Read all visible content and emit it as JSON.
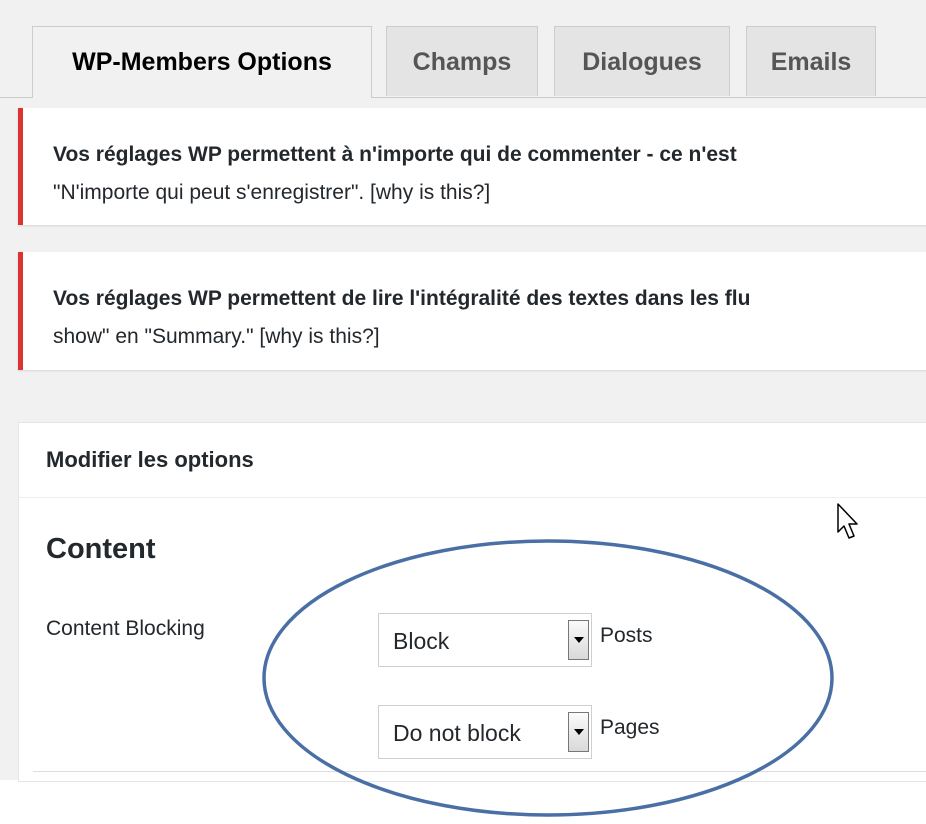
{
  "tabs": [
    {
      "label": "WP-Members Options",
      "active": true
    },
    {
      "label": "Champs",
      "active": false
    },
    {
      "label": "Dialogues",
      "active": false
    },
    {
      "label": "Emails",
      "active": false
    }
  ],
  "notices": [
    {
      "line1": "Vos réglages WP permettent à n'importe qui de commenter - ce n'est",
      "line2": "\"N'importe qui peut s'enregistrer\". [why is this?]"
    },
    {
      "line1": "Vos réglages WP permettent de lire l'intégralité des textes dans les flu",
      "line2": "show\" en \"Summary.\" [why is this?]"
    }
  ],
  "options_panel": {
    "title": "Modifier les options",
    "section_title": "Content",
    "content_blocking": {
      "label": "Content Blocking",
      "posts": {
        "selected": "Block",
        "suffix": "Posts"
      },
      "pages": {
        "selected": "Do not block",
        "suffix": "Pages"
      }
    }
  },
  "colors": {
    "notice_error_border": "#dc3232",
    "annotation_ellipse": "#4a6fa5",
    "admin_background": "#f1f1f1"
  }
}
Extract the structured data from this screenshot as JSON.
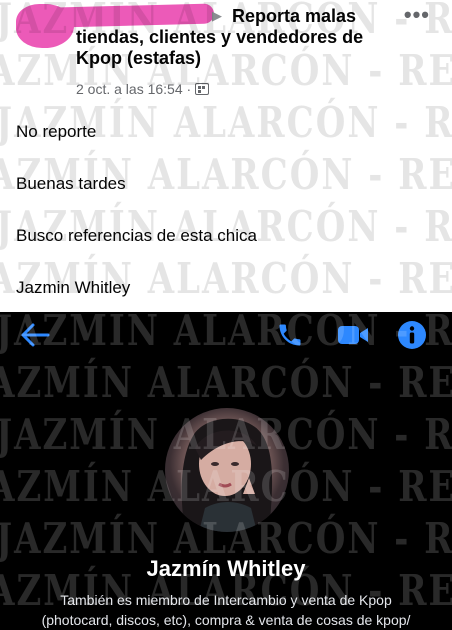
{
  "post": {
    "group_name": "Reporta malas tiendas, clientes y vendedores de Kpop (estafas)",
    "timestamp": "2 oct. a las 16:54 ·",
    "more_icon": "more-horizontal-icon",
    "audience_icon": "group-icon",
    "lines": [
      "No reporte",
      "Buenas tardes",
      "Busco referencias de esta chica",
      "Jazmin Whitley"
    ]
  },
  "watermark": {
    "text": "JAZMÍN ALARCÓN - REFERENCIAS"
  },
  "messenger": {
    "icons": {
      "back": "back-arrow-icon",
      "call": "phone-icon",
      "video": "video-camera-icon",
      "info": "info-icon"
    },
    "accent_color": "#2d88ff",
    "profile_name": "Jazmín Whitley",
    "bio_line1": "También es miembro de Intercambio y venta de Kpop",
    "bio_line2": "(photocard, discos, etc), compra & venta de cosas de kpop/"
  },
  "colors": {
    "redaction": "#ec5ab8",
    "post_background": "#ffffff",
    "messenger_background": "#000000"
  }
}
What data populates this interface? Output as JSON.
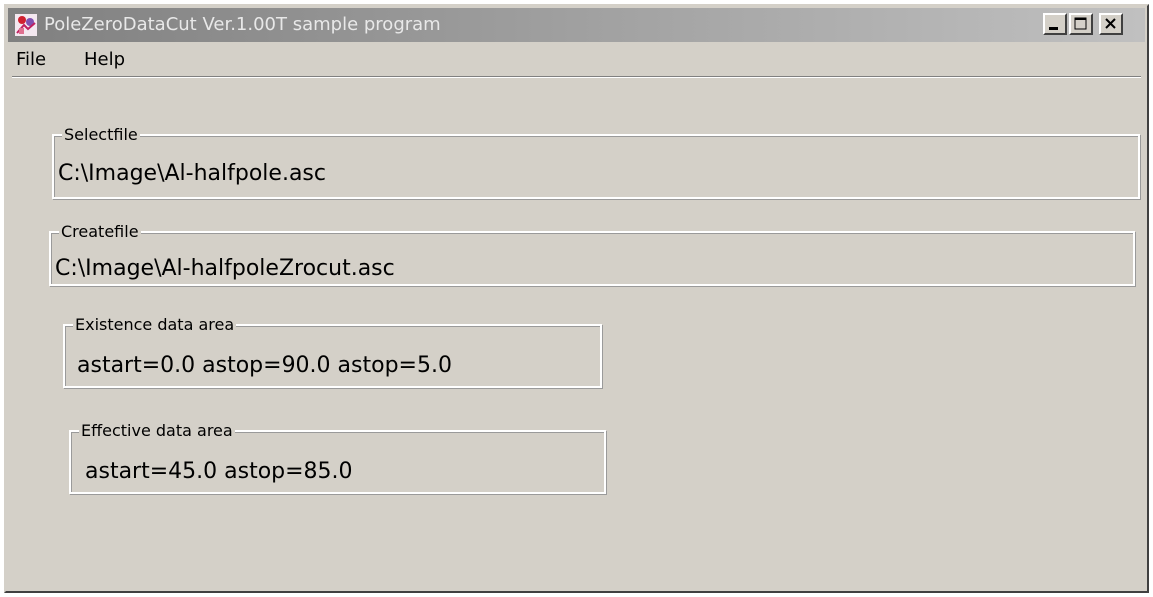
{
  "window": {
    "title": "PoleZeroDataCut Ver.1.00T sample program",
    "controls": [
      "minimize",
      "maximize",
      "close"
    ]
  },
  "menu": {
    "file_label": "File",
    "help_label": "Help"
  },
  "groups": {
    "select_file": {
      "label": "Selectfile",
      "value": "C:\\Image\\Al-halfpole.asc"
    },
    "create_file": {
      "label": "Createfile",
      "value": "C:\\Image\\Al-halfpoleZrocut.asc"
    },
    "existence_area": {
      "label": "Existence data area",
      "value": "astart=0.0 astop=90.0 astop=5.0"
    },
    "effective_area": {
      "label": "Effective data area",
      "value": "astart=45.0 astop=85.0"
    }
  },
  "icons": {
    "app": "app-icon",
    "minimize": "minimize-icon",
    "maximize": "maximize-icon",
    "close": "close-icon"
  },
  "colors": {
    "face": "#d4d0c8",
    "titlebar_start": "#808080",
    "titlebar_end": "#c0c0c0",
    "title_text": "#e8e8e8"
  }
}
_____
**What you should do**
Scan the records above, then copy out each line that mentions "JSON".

**Written solution**
Read all visible content and emit it as JSON.
Extract the structured data from this screenshot as JSON.
What data populates this interface? Output as JSON.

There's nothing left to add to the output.